BEGIN Data under study
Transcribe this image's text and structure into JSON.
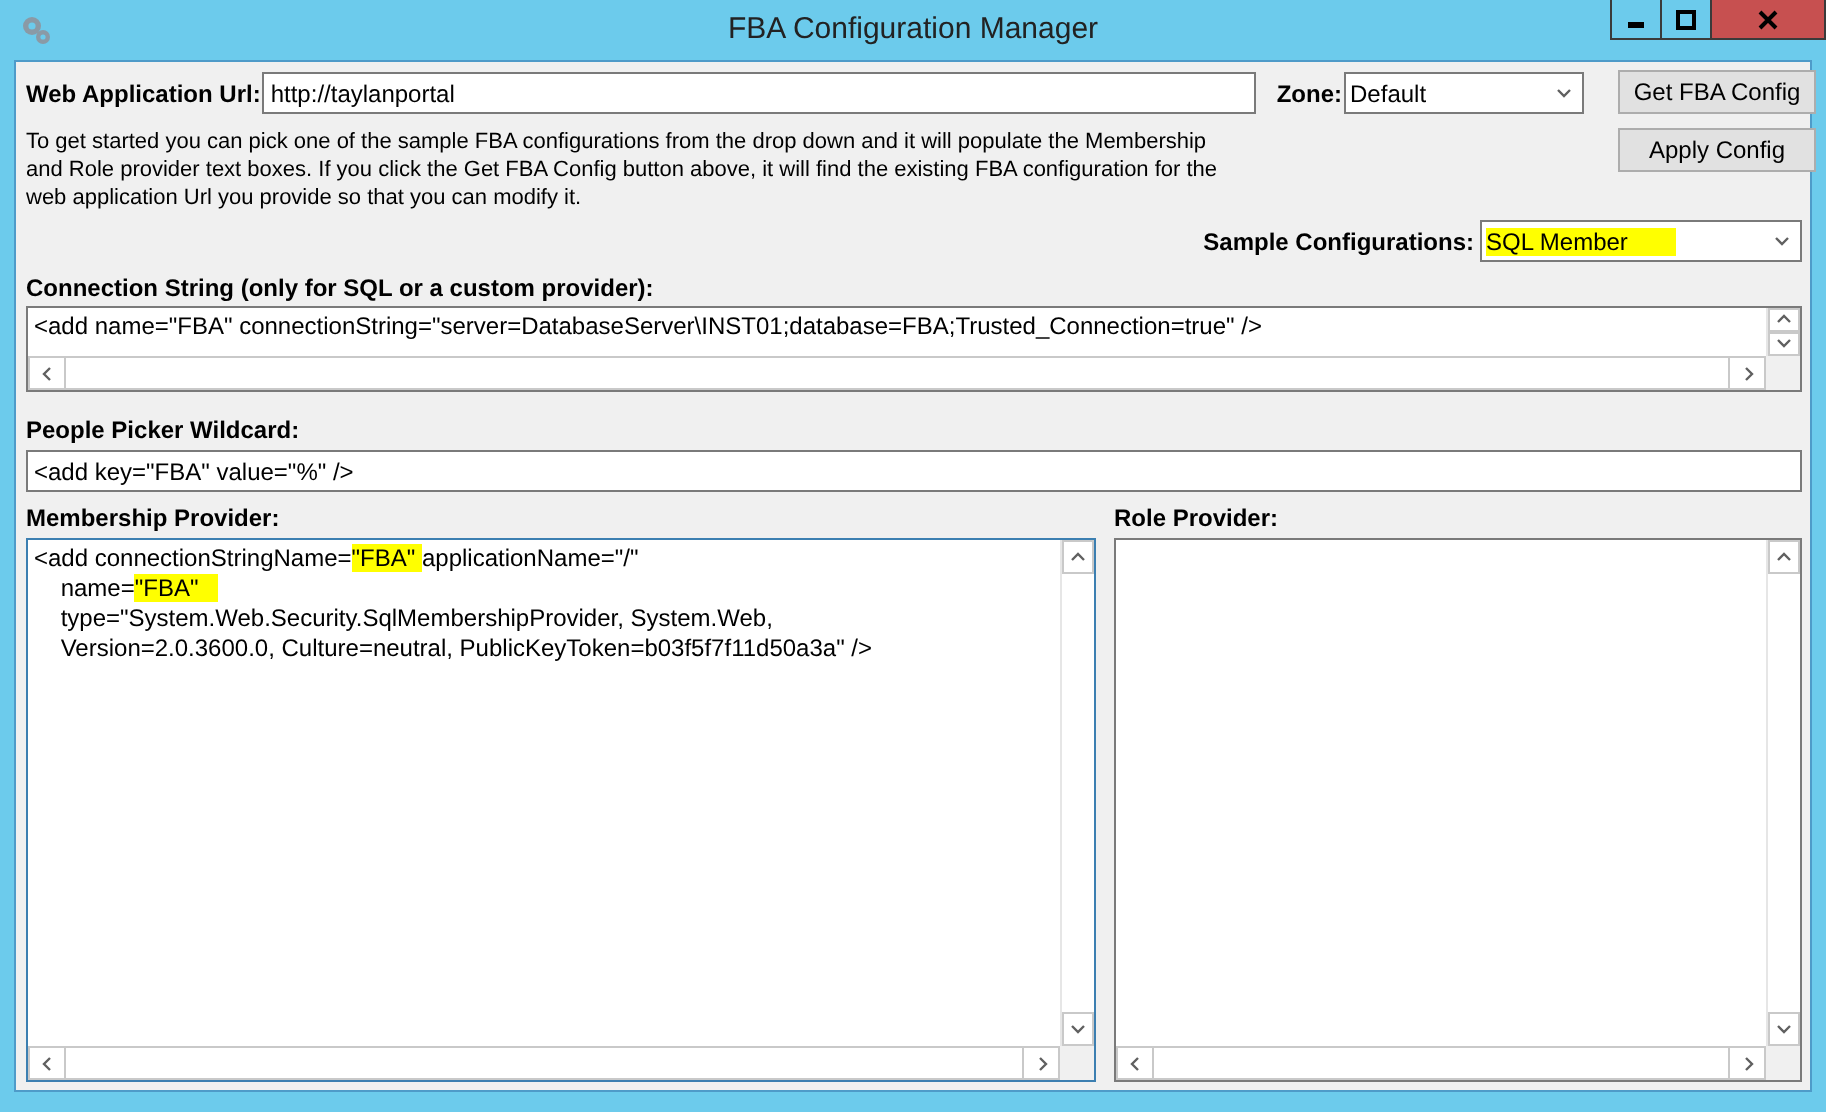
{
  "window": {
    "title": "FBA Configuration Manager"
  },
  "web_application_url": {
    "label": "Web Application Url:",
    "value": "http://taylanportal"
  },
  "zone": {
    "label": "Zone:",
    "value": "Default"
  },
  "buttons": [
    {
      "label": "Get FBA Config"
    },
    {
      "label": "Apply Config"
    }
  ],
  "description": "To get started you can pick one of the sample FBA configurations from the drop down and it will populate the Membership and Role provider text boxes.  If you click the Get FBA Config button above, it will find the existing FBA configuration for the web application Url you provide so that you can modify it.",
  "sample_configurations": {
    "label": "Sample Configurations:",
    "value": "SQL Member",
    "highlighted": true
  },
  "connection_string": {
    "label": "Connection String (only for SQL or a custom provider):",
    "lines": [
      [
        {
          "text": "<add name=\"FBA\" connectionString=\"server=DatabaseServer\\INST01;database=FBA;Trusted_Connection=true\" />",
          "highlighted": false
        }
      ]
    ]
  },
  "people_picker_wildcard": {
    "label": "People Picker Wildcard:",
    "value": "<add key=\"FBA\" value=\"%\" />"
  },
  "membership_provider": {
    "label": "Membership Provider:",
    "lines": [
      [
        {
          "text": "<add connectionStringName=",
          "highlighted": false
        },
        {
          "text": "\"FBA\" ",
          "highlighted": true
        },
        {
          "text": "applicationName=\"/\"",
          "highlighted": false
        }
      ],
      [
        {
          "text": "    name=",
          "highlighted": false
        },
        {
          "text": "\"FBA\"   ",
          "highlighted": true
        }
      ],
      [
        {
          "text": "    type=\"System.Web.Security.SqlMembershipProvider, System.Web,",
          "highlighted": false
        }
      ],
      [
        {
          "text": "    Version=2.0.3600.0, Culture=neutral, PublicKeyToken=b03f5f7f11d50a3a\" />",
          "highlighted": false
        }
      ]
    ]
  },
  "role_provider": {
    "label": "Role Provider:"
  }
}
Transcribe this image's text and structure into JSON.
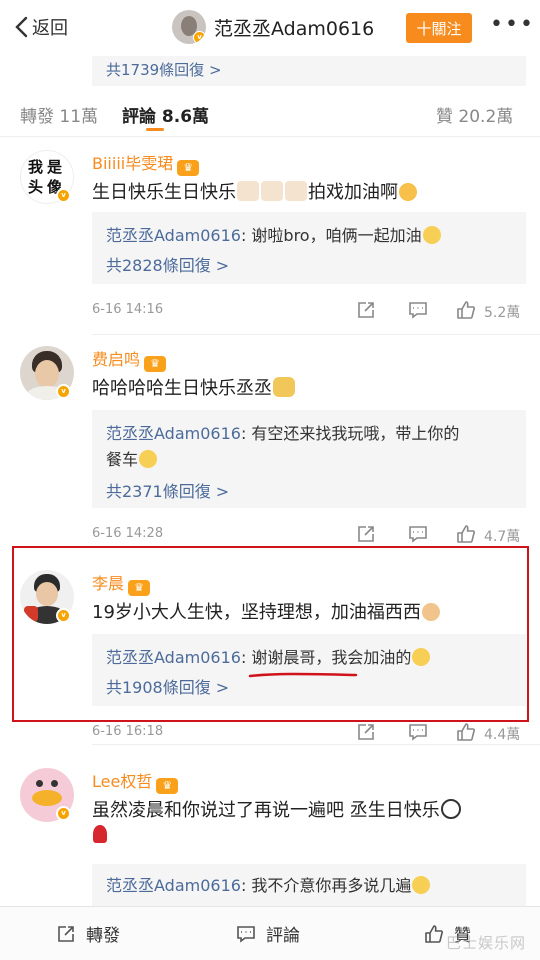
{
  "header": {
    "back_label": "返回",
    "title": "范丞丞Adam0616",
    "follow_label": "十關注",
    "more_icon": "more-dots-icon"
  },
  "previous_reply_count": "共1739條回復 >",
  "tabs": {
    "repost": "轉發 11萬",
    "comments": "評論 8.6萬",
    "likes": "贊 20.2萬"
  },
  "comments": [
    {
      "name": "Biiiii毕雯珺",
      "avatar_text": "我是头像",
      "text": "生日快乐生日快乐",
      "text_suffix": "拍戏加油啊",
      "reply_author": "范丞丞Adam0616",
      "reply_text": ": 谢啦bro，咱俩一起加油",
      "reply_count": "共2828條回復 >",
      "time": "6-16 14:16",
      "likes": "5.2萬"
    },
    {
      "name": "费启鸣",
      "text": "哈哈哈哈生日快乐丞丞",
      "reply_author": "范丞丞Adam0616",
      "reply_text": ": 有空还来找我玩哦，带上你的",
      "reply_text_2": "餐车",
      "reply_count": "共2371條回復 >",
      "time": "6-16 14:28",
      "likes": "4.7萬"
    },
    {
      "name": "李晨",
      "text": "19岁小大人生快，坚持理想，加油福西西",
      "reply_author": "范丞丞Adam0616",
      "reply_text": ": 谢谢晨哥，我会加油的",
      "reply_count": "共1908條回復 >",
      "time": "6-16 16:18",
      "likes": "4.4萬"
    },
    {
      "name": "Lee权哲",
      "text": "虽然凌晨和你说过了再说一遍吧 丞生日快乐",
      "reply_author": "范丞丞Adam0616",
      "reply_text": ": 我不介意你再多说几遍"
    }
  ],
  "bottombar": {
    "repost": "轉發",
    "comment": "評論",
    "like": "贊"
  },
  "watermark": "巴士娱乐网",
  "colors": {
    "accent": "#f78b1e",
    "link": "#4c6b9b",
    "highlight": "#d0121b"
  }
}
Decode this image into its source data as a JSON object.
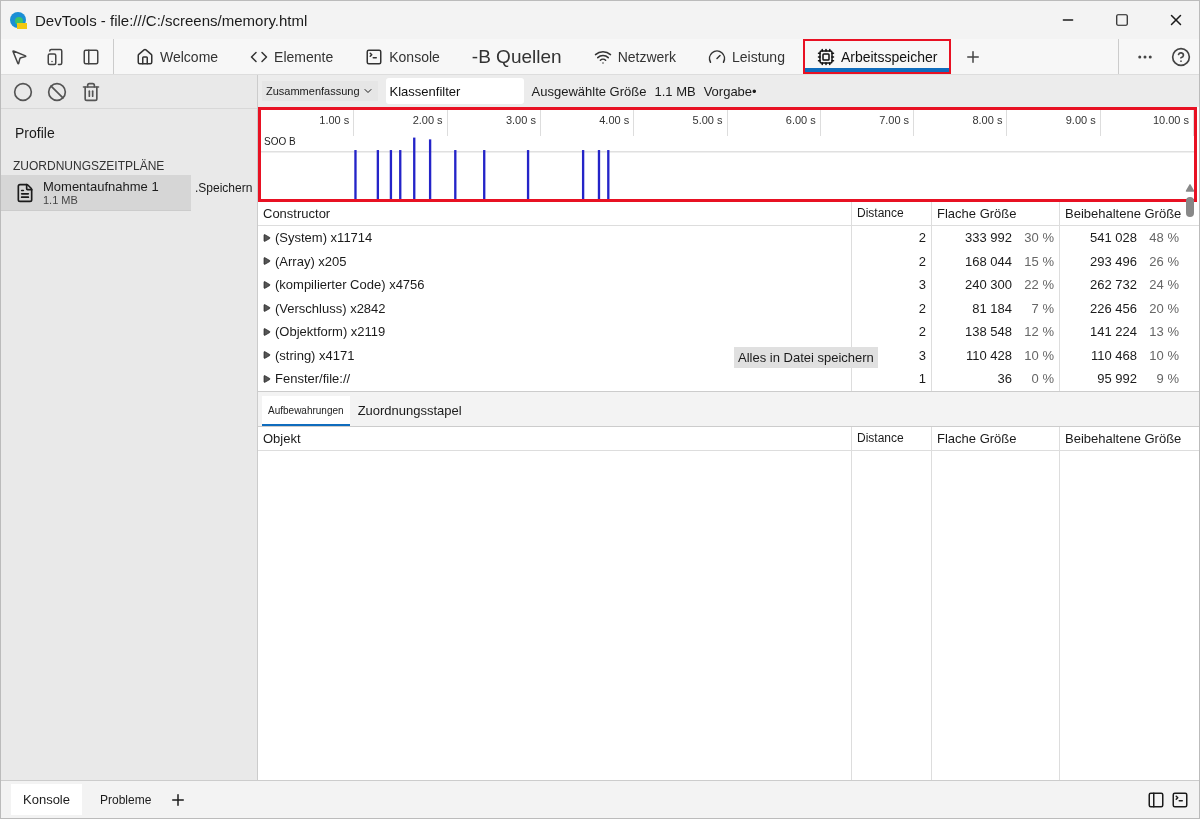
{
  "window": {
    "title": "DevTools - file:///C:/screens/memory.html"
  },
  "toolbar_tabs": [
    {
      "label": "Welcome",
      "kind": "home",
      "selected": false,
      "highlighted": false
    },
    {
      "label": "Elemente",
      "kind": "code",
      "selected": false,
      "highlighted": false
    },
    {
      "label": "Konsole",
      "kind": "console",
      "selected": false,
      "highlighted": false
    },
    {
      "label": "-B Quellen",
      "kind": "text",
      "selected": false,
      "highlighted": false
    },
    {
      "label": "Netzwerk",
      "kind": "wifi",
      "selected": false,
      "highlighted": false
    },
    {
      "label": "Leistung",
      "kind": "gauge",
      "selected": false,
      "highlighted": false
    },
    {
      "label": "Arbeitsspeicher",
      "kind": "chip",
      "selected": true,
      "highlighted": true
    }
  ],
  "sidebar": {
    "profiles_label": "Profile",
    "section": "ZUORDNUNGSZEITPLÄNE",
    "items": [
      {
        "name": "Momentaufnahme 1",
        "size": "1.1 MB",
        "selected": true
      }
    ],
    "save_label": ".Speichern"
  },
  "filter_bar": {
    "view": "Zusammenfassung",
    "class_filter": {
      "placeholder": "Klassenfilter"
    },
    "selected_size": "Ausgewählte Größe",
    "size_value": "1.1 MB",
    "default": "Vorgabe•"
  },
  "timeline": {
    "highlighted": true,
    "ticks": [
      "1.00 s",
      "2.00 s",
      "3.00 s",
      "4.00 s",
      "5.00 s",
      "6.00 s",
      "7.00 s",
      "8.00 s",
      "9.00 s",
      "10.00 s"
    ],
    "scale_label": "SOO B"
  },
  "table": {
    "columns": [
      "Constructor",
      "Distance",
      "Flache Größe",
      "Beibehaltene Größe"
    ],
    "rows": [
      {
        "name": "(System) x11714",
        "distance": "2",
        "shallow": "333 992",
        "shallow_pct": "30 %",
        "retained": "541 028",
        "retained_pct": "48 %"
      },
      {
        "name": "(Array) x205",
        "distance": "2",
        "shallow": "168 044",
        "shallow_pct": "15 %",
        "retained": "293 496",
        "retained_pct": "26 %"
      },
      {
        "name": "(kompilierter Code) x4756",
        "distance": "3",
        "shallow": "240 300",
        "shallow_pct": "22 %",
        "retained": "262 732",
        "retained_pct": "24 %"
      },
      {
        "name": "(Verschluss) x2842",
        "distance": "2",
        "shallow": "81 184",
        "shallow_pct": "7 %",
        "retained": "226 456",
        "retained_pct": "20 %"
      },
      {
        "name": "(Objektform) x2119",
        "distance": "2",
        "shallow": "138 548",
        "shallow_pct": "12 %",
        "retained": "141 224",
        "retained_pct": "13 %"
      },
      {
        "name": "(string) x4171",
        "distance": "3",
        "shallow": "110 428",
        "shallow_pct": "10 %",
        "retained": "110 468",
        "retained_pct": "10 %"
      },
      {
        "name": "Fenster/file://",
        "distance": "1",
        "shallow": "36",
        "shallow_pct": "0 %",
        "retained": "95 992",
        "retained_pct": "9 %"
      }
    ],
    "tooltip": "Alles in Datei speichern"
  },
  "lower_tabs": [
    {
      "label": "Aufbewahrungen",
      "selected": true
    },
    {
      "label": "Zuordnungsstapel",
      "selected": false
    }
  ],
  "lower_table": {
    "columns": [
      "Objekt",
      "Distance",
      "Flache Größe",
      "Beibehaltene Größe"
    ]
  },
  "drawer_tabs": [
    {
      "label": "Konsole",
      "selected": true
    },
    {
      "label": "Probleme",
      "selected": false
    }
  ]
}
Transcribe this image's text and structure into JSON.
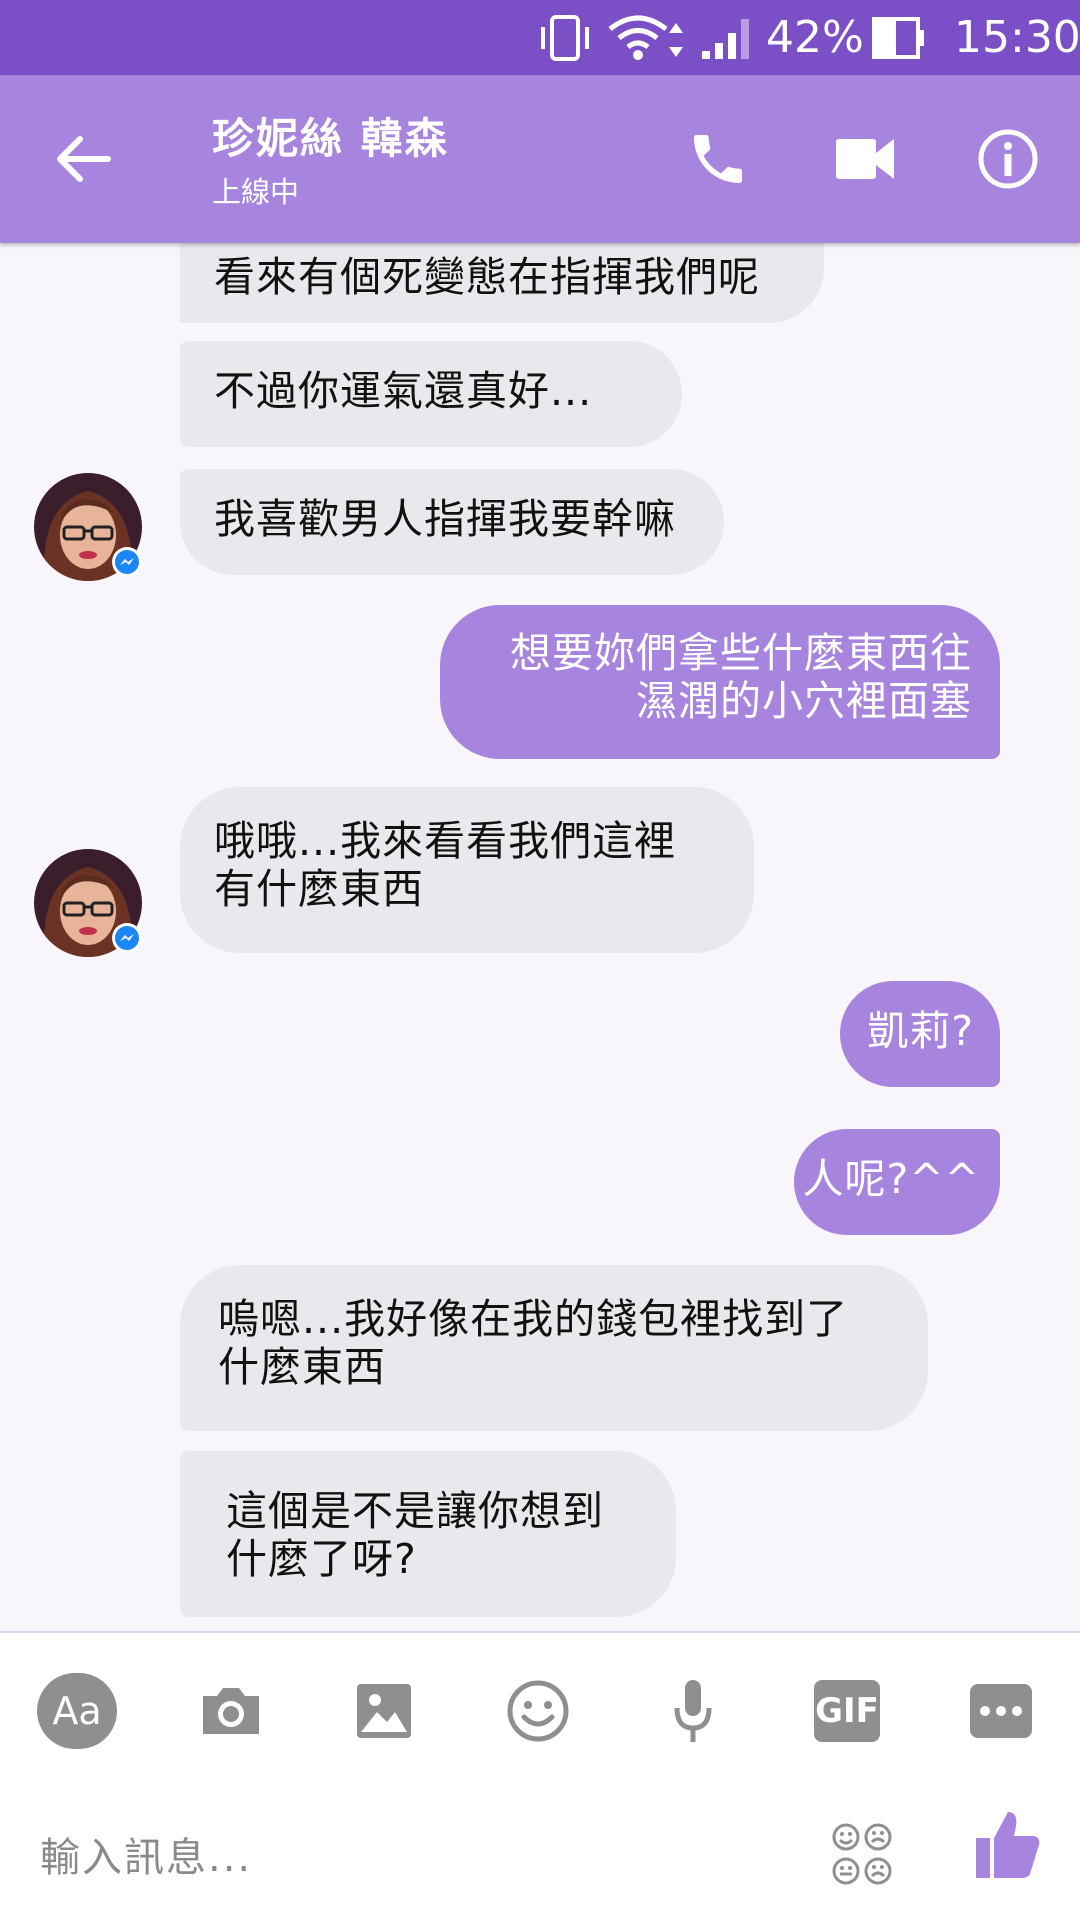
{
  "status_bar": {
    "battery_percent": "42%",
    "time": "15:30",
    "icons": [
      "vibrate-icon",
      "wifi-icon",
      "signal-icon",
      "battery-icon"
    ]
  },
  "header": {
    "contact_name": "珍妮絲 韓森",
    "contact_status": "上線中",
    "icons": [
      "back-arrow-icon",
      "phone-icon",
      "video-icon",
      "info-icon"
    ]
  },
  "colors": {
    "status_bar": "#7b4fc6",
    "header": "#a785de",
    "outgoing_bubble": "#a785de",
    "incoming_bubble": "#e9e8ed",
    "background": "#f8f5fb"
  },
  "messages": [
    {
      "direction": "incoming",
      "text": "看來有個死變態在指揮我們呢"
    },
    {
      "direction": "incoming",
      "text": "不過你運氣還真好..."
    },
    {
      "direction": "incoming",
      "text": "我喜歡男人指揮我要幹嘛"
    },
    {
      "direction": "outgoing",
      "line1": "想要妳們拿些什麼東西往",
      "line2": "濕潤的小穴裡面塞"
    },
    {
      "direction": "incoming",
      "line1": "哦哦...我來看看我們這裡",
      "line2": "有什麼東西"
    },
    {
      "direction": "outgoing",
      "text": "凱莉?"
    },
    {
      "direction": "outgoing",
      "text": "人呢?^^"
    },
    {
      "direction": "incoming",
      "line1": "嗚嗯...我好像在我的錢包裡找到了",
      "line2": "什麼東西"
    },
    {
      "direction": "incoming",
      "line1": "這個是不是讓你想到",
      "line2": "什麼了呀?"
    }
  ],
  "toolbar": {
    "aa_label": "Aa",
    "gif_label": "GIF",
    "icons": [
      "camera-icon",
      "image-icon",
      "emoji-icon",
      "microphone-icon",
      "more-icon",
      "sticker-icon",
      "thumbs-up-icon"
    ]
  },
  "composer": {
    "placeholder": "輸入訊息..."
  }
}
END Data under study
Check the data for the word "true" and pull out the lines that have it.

    "highlighted": true
          "text": "<add name=\"FBA\" connectionString=\"server=DatabaseServer\\INST01;database=FBA;Trusted_Connection=true\" />",
          "highlighted": true
          "highlighted": true
      "selected": true,
      "highlighted": true
        "selected": true
    "highlighted": true,
      "selected": true
      "selected": true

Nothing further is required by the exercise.